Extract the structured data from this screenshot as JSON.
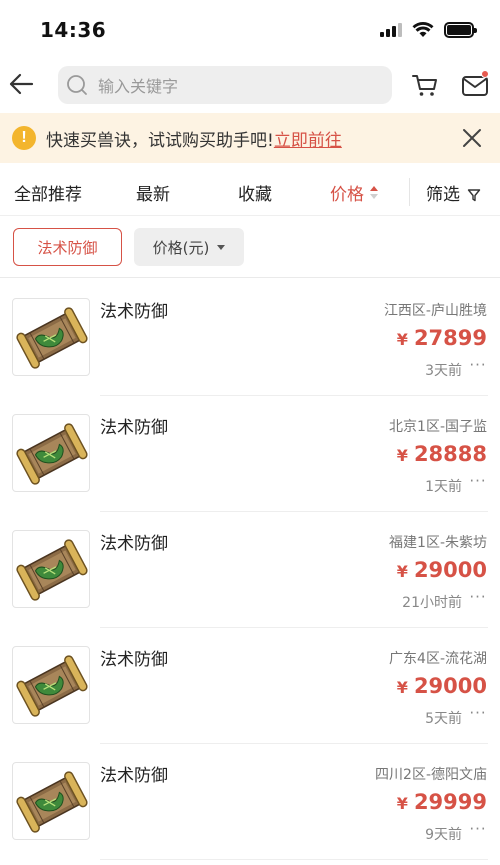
{
  "status_bar": {
    "time": "14:36"
  },
  "header": {
    "search_placeholder": "输入关键字"
  },
  "notice": {
    "text": "快速买兽诀，试试购买助手吧!",
    "link": "立即前往"
  },
  "tabs": [
    {
      "label": "全部推荐",
      "active": false
    },
    {
      "label": "最新",
      "active": false
    },
    {
      "label": "收藏",
      "active": false
    },
    {
      "label": "价格",
      "active": true,
      "sort": "ascending"
    },
    {
      "label": "筛选",
      "active": false
    }
  ],
  "filters": {
    "active_chip": "法术防御",
    "dropdown_label": "价格(元)"
  },
  "listings": [
    {
      "title": "法术防御",
      "server": "江西区-庐山胜境",
      "currency": "¥",
      "price": "27899",
      "time": "3天前"
    },
    {
      "title": "法术防御",
      "server": "北京1区-国子监",
      "currency": "¥",
      "price": "28888",
      "time": "1天前"
    },
    {
      "title": "法术防御",
      "server": "福建1区-朱紫坊",
      "currency": "¥",
      "price": "29000",
      "time": "21小时前"
    },
    {
      "title": "法术防御",
      "server": "广东4区-流花湖",
      "currency": "¥",
      "price": "29000",
      "time": "5天前"
    },
    {
      "title": "法术防御",
      "server": "四川2区-德阳文庙",
      "currency": "¥",
      "price": "29999",
      "time": "9天前"
    }
  ],
  "icons": {
    "back": "arrow-left-icon",
    "search": "search-icon",
    "cart": "cart-icon",
    "message": "mail-icon",
    "notice": "exclamation-icon",
    "close": "close-icon",
    "filter": "funnel-icon",
    "more": "more-dots-icon",
    "item": "scroll-book-icon"
  },
  "colors": {
    "accent": "#d65246",
    "notice_bg": "#fdf3e3",
    "notice_icon": "#f3b52d"
  }
}
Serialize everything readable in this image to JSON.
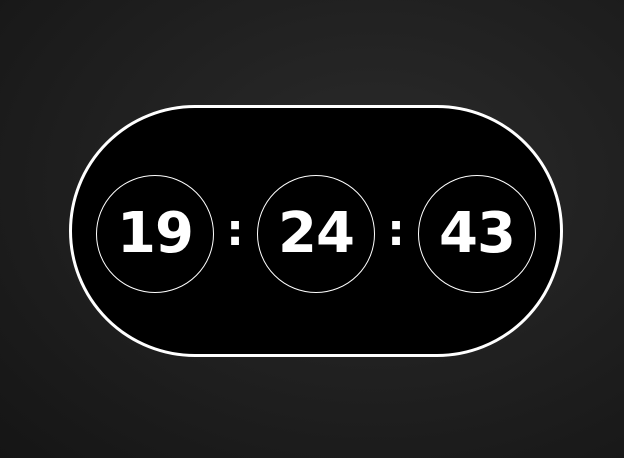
{
  "clock": {
    "hours": "19",
    "minutes": "24",
    "seconds": "43",
    "separator": ":"
  },
  "colors": {
    "background": "#1f1f1f",
    "pill_fill": "#000000",
    "outline": "#ffffff",
    "text": "#ffffff"
  }
}
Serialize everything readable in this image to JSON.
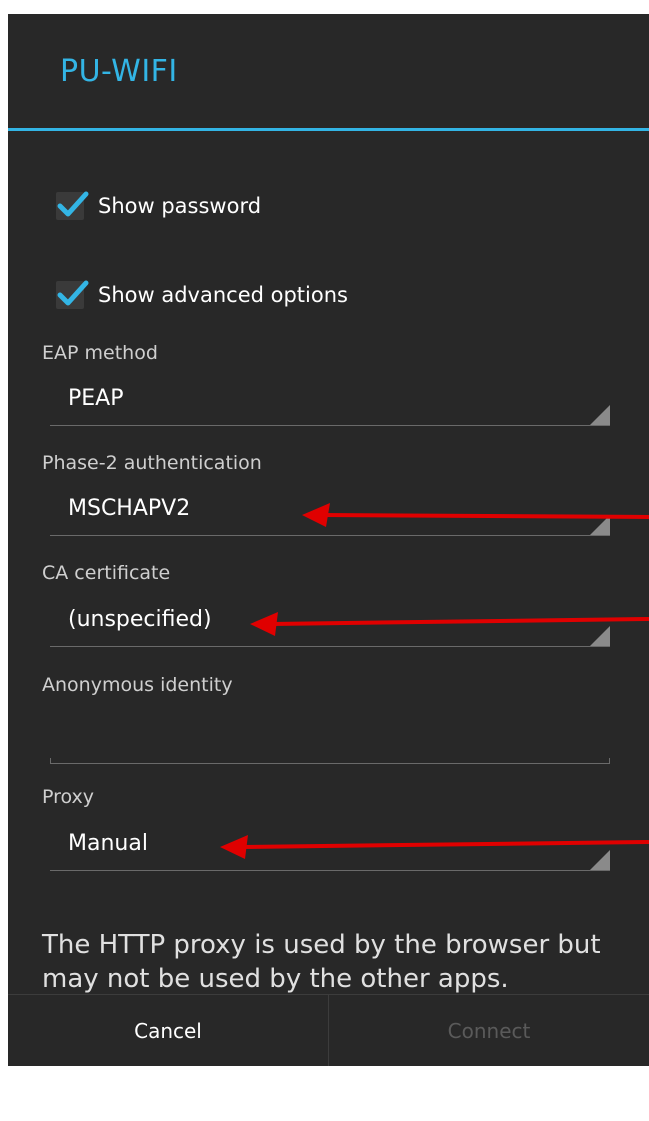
{
  "dialog": {
    "title": "PU-WIFI",
    "show_password": {
      "label": "Show password",
      "checked": true
    },
    "show_advanced": {
      "label": "Show advanced options",
      "checked": true
    },
    "fields": {
      "eap_method": {
        "label": "EAP method",
        "value": "PEAP"
      },
      "phase2": {
        "label": "Phase-2 authentication",
        "value": "MSCHAPV2"
      },
      "ca_cert": {
        "label": "CA certificate",
        "value": "(unspecified)"
      },
      "anonymous_identity": {
        "label": "Anonymous identity",
        "value": ""
      },
      "proxy": {
        "label": "Proxy",
        "value": "Manual"
      }
    },
    "proxy_note": "The HTTP proxy is used by the browser but may not be used by the other apps.",
    "buttons": {
      "cancel": "Cancel",
      "connect": "Connect"
    }
  },
  "colors": {
    "accent": "#33b5e5",
    "background": "#282828",
    "annotation_arrow": "#e00000"
  }
}
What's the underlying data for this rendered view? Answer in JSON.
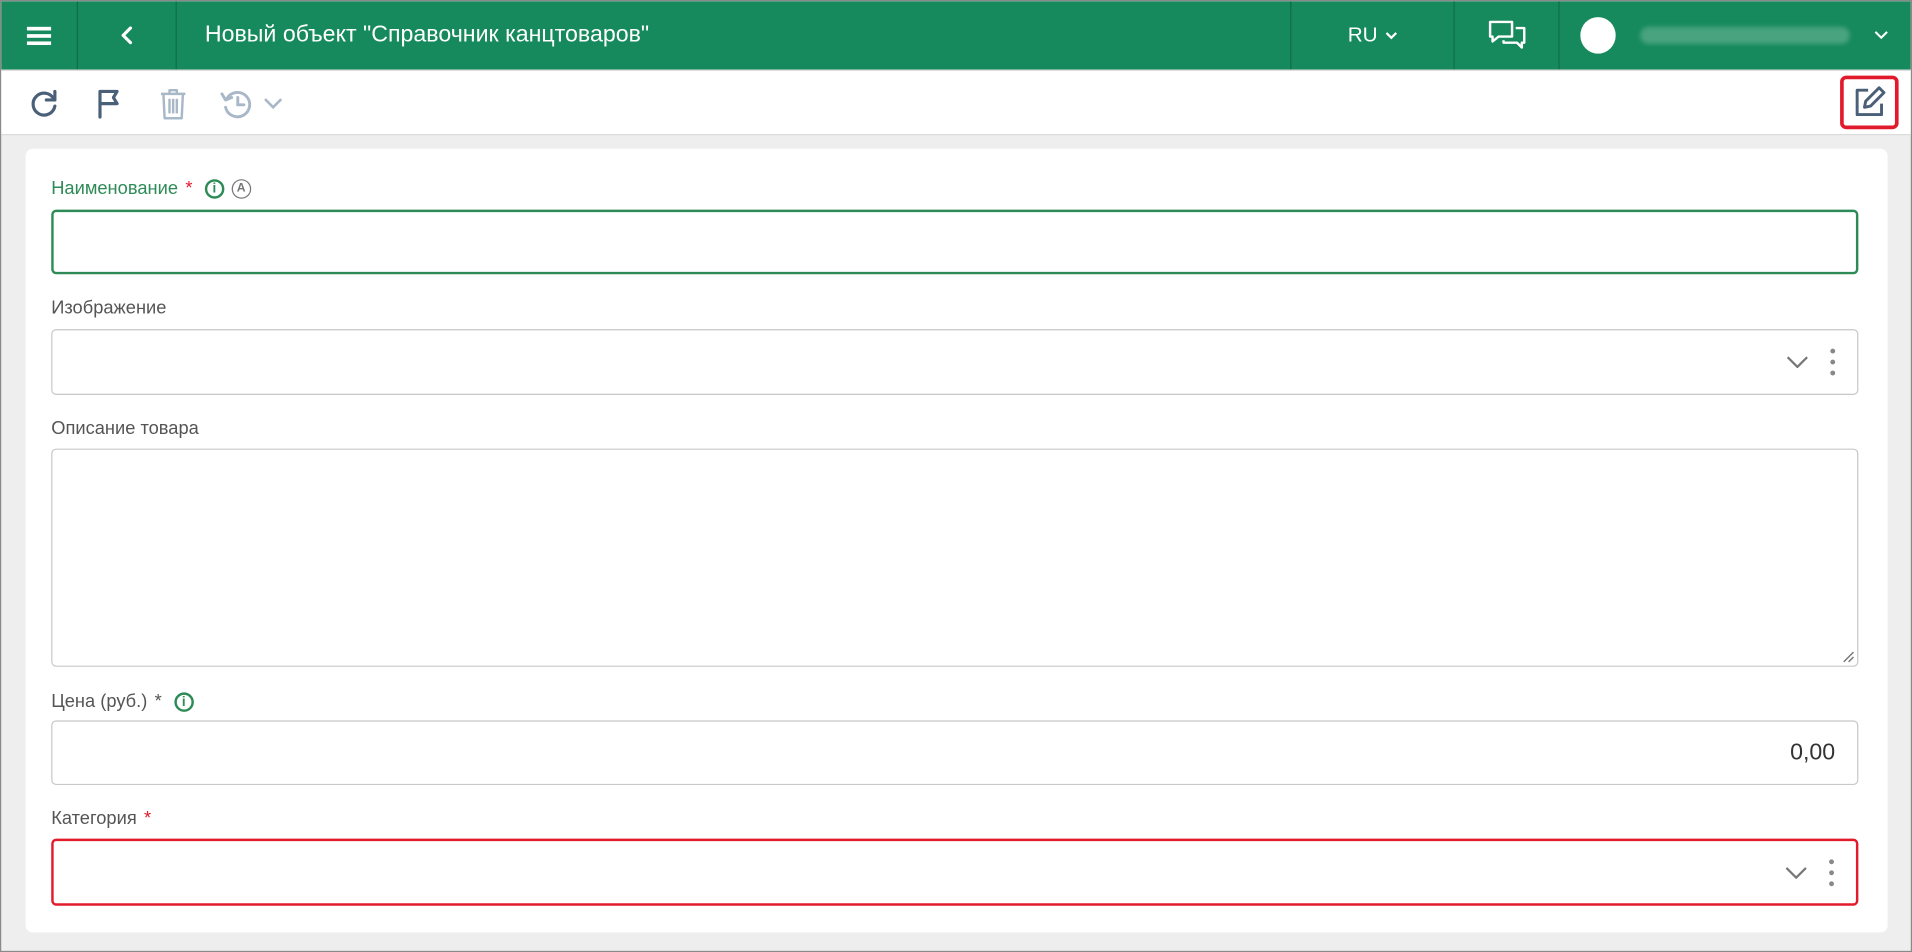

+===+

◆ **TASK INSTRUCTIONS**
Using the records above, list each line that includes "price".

◆ **RESULT**
      "price": "27899",
      "price": "28888",
      "price": "29000",
      "price": "29000",
      "price": "29999",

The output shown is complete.